Skip to main content
Don't pay for the promise of a job

You might have just graduated from college, but there’s still more to learn when you’re on the job hunt. Not every posting or job recruiter is legit. Learn how to spot the scams.

We’ve been getting reports about a scam that starts out with a job recruiter reaching out to ask for your resume. Sounds normal — right? Well, that’s where “normal” ends. After you send that over, you’re told that the format is “incompatible.” The next thing you know, you’re asked to send your resume to a website to “reformat” it — for a fee. In other words, they’re asking you to pay for a job.

To avoid job scams

  • Do an online search. Look up the name of the company or the person who’s hiring you, plus the words “scam,” “review,” or “complaint.” You might find out they’ve scammed other people.
  • Talk to someone you trust. Describe the offer to them. What do they think? You don’t want to be rushed into a decision.
  • Don't pay for the promise of a job. Legitimate employers, including the federal government, will never ask you to pay to get a job. Anyone who does is a scammer.

Spot a job scam? Tell the FTC at


It is your choice whether to submit a comment. If you do, you must create a user name, or we will not post your comment. The Federal Trade Commission Act authorizes this information collection for purposes of managing online comments. Comments and user names are part of the Federal Trade Commission’s (FTC) public records system, and user names also are part of the FTC’s computer user records system. We may routinely use these records as described in the FTC’s Privacy Act system notices. For more information on how the FTC handles information that we collect, please read our privacy policy.

The purpose of this blog and its comments section is to inform readers about Federal Trade Commission activity, and share information to help them avoid, report, and recover from fraud, scams, and bad business practices. Your thoughts, ideas, and concerns are welcome, and we encourage comments. But keep in mind, this is a moderated blog. We review all comments before they are posted, and we won’t post comments that don’t comply with our commenting policy. We expect commenters to treat each other and the blog writers with respect.

  • We won’t post off-topic comments, repeated identical comments, or comments that include sales pitches or promotions.
  • We won’t post comments that include vulgar messages, personal attacks by name, or offensive terms that target specific people or groups.
  • We won’t post threats, defamatory statements, or suggestions or encouragement of illegal activity.
  • We won’t post comments that include personal information, like Social Security numbers, account numbers, home addresses, and email addresses. To file a detailed report about a scam, go to

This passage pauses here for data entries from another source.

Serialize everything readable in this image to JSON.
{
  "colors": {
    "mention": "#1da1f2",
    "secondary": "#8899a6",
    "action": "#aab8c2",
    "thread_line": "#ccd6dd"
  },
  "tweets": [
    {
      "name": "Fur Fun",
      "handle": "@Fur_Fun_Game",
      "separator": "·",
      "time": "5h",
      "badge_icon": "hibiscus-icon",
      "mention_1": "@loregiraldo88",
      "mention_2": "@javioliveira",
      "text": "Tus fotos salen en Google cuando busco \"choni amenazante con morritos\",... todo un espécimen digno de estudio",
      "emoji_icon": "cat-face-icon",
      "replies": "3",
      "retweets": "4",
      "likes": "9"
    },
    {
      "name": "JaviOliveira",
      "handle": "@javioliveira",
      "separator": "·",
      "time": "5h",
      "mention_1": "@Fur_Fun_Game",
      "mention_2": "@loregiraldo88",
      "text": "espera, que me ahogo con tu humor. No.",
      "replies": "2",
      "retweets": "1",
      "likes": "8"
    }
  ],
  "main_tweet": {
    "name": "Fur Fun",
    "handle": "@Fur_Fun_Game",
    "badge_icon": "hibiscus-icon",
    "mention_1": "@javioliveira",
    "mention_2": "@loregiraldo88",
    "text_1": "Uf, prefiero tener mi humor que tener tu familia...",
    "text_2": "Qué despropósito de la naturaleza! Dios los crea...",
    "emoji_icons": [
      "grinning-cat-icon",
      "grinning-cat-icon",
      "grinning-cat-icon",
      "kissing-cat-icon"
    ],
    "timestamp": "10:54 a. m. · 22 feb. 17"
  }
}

We don't edit comments to remove objectionable content, so please ensure that your comment contains none of the above. The comments posted on this blog become part of the public domain. To protect your privacy and the privacy of other people, please do not include personal information. Opinions in comments that appear in this blog belong to the individuals who expressed them. They do not belong to or represent views of the Federal Trade Commission.

independent co…
May 19, 2022

Thanks for this good and timely article.

My caveat from my experience: you should see Red Flags when a prospective employer's Technical Interview asks you to perform a wide / vague list of tasks including but not limited to: identifying flaws in Construction Drawings, Technical Specifications among other Bid documents - and participate in an interview with the project owner to win a project without first signing you on to be an official employee or enter into a written contract as an independent contractor (receive 1099) prior to this type of "Technical Interview".

I brought this issue up with a recruiter I was using who explained this practice from employers who try to get (free) work from applicants and others they find on career networking sites.

Scammers | Fau…
May 19, 2022

I have received multiple calls, emails, texts and even DMs from within LI, Indeed and other platforms that I believe were scams. The FTC advice on the “resume formatting” trick is one way to scam but not the worst by far. Applicants put way too much personal information into cyberspace without any real assurance the posting is legit. Jobsites allow any “Recruiter” who will pay a fee access to entirely too much information about YOU THE APPLICANT. This information may include your address, phone numbers, private email, detailed work/locations information. Also those scores from the largely entertaining but unscientific and unvalidated “competency tests” can (and do) kneecap applicants. Also most of those jobsites sell your personal data and/or exchange it without the applicant (who only wanted a job) knowing who all now has access to information they’d prefer to keep private. DOL, FTC, HHS (HIPAA), or some other alphabet agency really needs to investigate these practices - Applicants must surrender their privacy to be gainfully employed and that is unAmerican. Congress needs to disallow posting sites and/or employers from selling Job Applicants’ data. Period.

June 09, 2022

I can’t use my phone to do anything at all. All i do is cry. I’ve lost all hope. I lost my medical lab job working front line, literally, June 2021 and went back down on isolation with severe depression. My hacker/hackers crippled me to the point of hopelessness and despair. Can’t care for myself and lost all my independence and can’t leave a very abusive relationship as I have no means to. This is my last failed attempt to even try